[Stored data entries]

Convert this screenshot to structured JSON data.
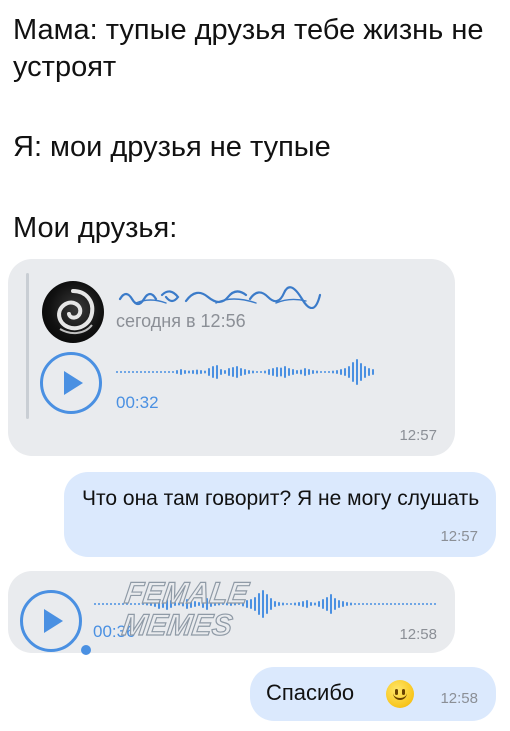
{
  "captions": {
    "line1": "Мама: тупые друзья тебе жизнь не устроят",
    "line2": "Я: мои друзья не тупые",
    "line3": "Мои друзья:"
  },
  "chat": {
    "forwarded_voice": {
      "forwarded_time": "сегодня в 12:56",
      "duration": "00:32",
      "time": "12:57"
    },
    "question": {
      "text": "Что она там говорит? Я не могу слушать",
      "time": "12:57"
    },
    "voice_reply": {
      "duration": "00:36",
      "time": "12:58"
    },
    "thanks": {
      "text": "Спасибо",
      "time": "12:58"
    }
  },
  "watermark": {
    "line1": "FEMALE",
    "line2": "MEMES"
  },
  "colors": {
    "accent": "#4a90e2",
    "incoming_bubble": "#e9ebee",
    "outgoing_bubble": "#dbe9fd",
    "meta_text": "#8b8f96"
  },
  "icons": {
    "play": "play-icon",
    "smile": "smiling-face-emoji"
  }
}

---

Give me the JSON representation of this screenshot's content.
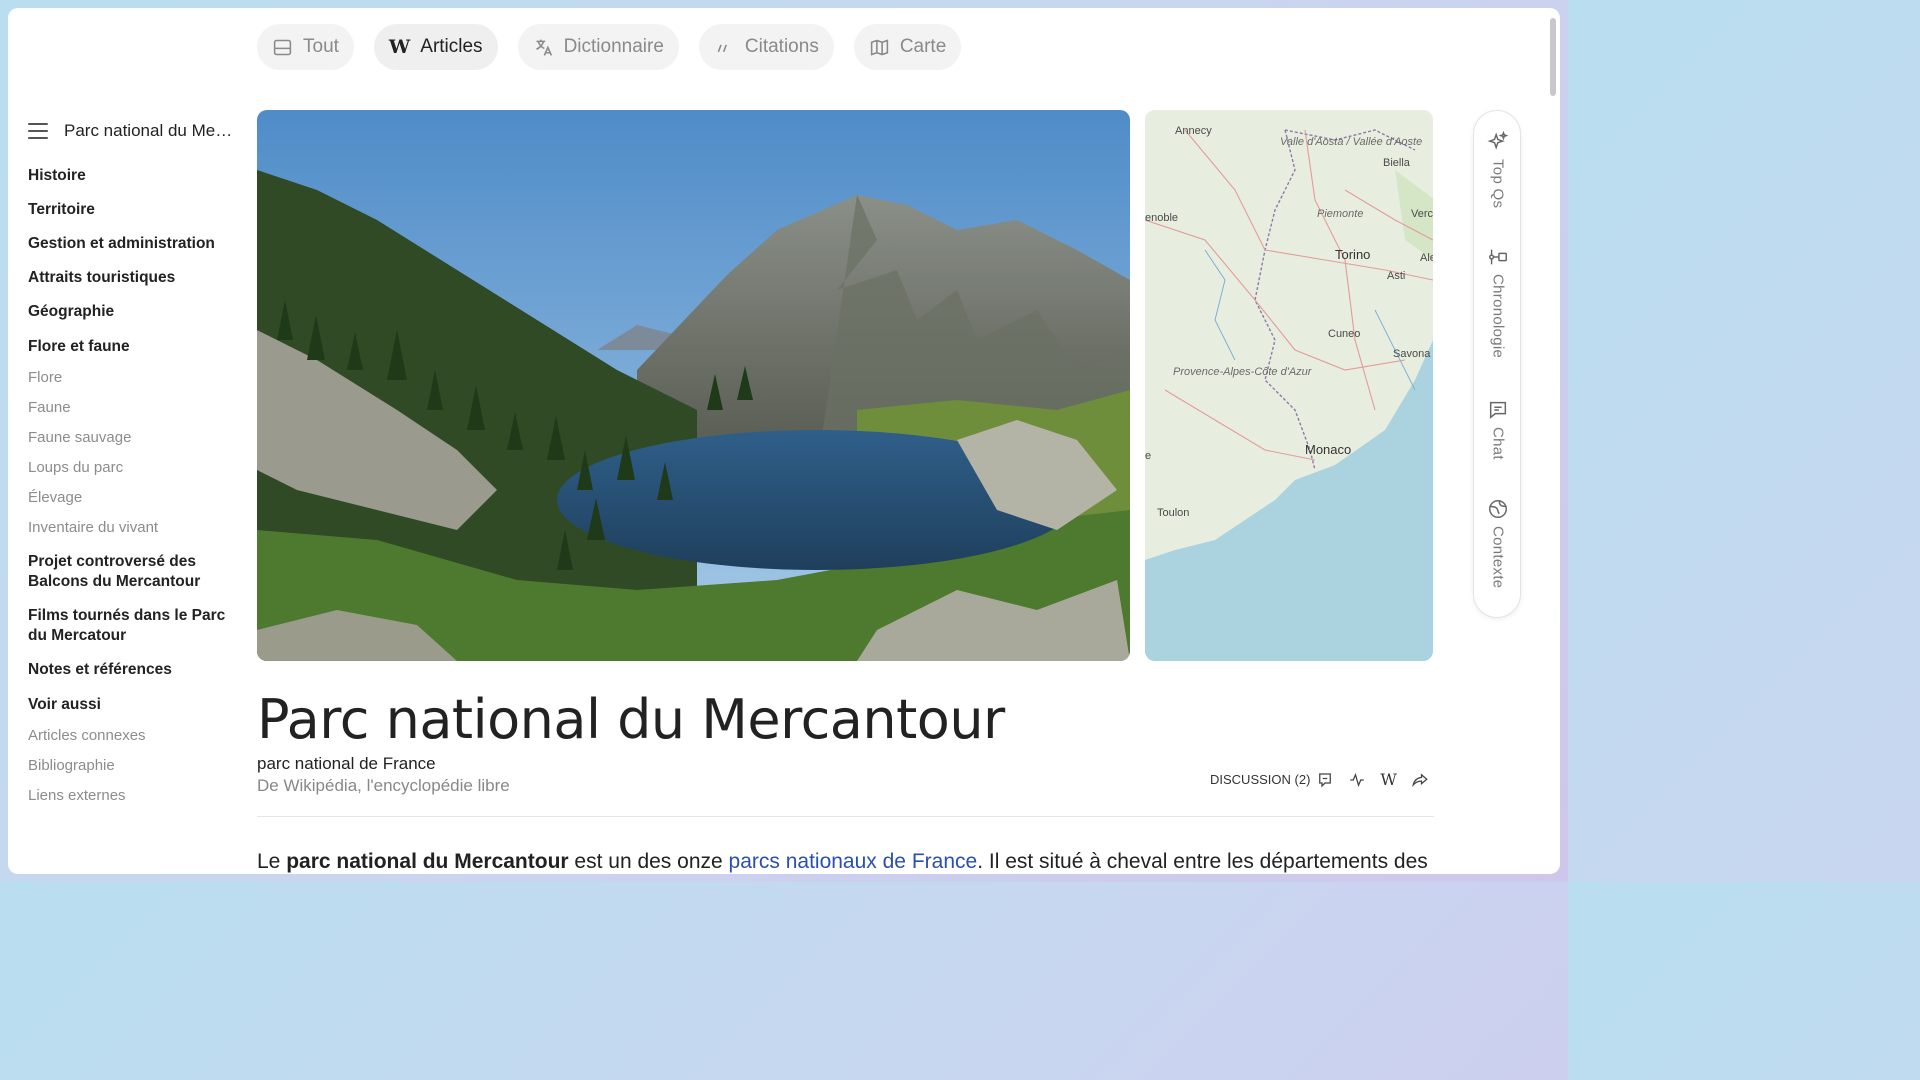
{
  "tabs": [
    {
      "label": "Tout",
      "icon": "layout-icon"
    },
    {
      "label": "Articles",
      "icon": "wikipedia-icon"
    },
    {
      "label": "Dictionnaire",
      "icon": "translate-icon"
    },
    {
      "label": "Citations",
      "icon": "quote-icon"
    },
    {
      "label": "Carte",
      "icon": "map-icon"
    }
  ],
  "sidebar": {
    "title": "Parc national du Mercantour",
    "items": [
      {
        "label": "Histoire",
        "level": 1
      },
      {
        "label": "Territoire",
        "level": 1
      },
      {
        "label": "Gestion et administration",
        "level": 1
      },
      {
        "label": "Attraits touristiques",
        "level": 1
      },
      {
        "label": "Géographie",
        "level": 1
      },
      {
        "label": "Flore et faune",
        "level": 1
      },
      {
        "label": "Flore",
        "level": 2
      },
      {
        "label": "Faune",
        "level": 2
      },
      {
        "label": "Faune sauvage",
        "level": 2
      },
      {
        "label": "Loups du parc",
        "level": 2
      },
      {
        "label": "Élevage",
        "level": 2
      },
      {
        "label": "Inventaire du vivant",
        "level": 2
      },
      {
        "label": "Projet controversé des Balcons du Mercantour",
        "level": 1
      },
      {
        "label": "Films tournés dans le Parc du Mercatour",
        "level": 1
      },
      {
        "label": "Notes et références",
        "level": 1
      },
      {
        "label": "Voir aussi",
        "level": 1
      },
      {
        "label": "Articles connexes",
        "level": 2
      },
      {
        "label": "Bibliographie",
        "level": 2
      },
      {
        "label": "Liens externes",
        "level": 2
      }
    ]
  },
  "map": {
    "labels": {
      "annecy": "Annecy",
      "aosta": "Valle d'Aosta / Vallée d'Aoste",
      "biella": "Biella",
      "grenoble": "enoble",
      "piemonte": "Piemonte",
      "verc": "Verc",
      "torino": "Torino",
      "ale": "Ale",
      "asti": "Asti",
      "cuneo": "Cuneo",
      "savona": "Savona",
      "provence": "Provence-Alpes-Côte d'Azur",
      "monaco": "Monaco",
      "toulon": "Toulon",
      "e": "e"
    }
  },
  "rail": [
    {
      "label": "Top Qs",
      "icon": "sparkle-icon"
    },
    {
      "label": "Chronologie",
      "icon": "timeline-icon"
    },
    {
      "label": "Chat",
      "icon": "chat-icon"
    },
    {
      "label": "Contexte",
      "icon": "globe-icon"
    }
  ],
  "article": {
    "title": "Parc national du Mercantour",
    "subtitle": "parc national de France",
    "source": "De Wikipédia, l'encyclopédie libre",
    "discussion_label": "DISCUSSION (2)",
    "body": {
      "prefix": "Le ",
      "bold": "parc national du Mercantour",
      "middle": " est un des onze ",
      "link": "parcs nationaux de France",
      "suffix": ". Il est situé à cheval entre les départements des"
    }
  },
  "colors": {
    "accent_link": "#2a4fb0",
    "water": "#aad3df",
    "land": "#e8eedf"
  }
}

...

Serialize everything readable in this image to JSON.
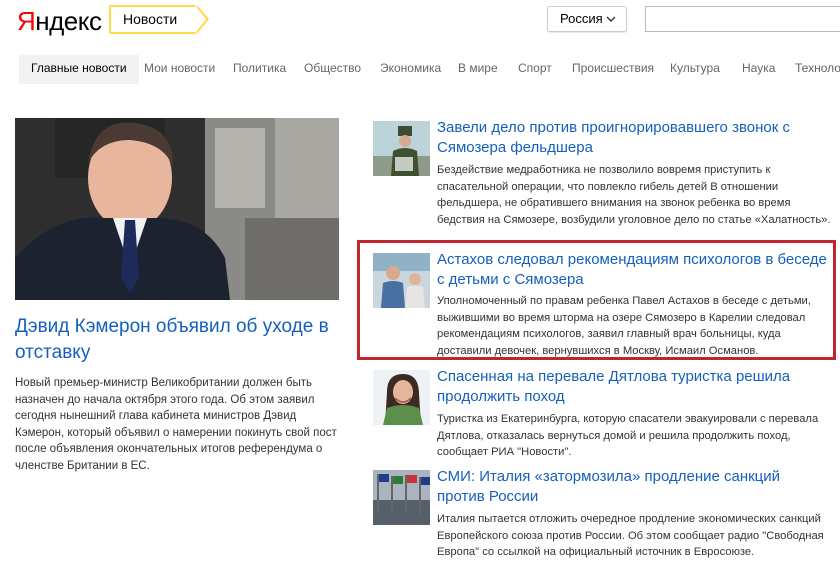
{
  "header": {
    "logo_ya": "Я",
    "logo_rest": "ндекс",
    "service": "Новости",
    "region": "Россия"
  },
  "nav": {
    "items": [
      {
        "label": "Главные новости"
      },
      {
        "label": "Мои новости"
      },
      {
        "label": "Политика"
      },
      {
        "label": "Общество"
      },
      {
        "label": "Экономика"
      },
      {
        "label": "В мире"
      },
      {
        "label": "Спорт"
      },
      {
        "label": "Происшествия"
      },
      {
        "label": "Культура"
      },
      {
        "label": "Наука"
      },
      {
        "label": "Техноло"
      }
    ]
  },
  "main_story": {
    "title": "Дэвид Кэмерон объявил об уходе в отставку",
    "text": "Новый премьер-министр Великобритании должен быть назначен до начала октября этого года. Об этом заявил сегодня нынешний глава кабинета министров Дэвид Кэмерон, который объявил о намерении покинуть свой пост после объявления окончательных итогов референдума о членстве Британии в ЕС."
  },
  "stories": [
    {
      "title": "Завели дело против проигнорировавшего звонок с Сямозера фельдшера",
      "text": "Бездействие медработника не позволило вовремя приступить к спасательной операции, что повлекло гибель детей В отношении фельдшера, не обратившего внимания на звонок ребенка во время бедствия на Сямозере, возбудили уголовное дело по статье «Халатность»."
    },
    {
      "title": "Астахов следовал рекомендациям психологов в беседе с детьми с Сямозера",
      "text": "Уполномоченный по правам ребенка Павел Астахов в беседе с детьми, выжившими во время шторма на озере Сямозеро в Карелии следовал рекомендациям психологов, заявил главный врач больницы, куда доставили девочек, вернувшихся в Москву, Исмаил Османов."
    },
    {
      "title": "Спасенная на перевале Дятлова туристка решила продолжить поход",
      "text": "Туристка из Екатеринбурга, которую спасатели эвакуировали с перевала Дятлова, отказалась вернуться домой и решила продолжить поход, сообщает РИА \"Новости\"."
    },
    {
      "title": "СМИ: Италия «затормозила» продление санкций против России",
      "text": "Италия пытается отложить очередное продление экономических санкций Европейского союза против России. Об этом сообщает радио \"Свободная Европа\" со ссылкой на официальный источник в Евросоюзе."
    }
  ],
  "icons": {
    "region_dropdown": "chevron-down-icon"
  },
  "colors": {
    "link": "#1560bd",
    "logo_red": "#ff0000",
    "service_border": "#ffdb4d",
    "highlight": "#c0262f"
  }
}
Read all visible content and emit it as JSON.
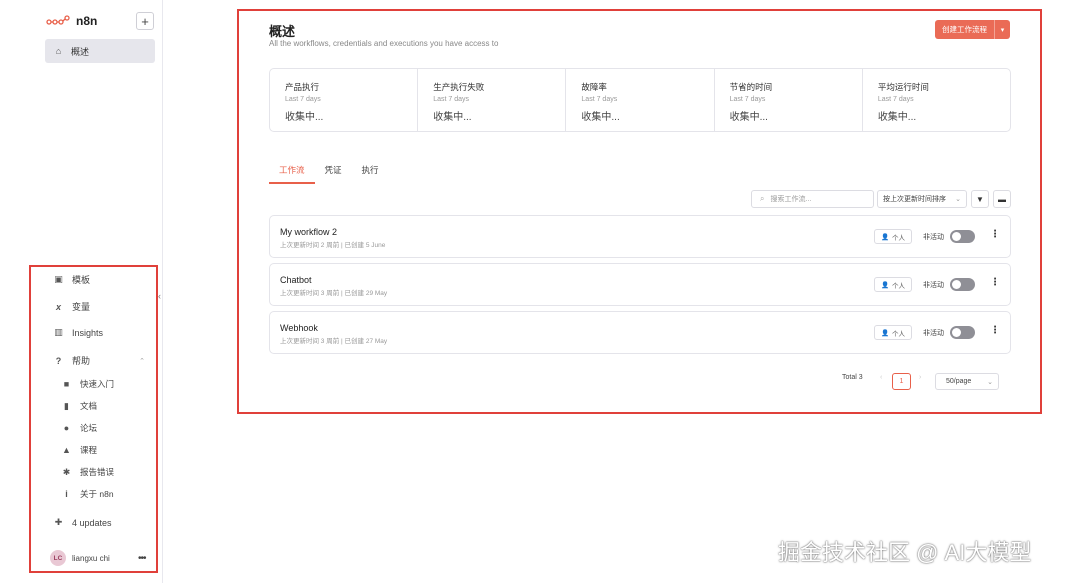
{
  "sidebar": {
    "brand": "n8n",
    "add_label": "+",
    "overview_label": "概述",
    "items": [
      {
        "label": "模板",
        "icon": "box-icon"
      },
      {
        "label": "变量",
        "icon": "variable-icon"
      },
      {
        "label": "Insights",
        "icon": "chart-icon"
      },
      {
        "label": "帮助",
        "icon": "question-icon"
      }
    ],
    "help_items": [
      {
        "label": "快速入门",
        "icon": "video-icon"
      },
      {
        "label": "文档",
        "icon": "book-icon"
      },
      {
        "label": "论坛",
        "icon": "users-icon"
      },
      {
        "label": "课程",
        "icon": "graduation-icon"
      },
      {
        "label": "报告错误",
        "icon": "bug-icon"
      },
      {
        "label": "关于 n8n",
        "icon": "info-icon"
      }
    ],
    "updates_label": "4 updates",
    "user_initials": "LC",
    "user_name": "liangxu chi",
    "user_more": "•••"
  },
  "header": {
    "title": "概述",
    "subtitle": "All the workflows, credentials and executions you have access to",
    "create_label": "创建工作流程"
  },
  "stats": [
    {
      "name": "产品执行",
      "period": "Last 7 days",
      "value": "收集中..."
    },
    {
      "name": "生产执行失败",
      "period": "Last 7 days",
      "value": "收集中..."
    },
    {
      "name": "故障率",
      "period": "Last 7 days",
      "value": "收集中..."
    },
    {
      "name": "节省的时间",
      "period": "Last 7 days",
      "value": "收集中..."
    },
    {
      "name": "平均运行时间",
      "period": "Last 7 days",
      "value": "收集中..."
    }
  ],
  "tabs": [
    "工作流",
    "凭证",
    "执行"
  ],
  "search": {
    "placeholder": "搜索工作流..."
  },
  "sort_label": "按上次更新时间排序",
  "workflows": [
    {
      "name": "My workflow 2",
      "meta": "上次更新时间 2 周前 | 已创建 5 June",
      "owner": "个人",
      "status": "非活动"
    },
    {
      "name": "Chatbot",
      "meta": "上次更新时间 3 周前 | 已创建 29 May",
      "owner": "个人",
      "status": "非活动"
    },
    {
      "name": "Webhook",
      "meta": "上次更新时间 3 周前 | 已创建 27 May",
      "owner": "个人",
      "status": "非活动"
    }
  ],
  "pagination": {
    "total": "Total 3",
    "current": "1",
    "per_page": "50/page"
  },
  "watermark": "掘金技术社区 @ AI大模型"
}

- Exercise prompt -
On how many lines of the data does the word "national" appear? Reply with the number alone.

- Your solution -
4